Staffing levels in nursing homes are considered one of the most important factors in patient care. After all, it logically makes sense that the more people there are on hand to attend to patient needs, the more appropriately they can respond and address patient issues as they arise.
Of course, it’s unrealistic to assume that by hiring more staff all problems will miraculously disappear, but having an extra set of ears, eyes and hands around can certainly make a huge impact when a patient is in a situation where they need immediate attention. From the perspective a staff morale, having extra (or perhaps more appropriately, adequate) staff at a facility simply means that there’s staff can take comfort in the fact that there is a shared sense of responsibility.
Despite the benefits that adequate nursing home staffing has on both patients and staff, many nursing home operators simply view staffing levels as a tremendous expense and weight on their bottom lines. While some states have legislated to impose minimum staffing levels at facilities, the truth is that staffing levels are very arbitrary and vary considerably based upon the level of care that the patients require. What may be an appropriate staffing level for a facility with an active population can be downright dangerous for a facility that has a group of ill patients.
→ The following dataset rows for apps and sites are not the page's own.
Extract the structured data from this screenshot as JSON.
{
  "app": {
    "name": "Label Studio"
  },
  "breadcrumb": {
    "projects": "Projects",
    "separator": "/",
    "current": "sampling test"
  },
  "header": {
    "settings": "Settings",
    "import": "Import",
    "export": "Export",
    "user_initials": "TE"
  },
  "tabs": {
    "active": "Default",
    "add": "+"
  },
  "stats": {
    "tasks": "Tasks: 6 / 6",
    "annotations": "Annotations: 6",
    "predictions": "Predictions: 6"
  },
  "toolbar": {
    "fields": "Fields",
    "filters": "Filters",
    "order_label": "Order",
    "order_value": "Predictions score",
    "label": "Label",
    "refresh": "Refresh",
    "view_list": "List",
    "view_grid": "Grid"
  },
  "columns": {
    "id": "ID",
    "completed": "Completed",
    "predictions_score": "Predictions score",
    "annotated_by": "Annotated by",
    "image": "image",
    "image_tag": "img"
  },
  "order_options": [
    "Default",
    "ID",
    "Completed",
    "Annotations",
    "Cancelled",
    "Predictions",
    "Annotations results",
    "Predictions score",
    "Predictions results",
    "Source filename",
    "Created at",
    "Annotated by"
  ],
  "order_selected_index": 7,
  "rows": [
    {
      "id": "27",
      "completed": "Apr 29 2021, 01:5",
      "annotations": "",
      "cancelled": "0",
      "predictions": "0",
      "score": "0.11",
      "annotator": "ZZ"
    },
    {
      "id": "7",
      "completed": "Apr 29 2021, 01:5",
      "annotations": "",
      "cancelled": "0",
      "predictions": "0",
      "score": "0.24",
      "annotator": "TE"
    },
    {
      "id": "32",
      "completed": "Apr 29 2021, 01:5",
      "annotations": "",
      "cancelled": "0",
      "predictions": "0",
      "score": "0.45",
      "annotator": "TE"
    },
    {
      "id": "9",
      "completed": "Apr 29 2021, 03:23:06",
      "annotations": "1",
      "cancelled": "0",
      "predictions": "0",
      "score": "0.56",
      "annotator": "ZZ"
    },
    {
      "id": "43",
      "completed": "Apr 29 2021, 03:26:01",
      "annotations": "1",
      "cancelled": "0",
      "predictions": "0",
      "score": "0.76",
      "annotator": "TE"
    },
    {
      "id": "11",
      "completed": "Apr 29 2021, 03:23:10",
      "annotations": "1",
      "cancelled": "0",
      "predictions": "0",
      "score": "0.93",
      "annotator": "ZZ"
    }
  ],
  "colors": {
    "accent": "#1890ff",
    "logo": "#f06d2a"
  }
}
A recently filed nursing home neglect lawsuit alleges that the intentional under-staffing of a nursing home resulted in serious injuries to patients at the facility. According to an article in the San Jose Mercury News, five patients at Creekside Health Care Center in San Pablo, California allege that the facilities parent company Marniner Health Care, Inc. intentionally under-staffed the facility to the detriment of its patients. The systemic under-staffing is alleged to have resulted in situations where patients were: left unattended for extended periods, allowed to sit in soiled garments, over-medicated and allowed to develop pressure sores.
As an attorney who represents nursing home patients in personal injury cases, I see staffing levels continually at issue in my cases. As this civil lawsuit makes its way through the system, I hope that it brings much needed attention to this crucial issue in patient care.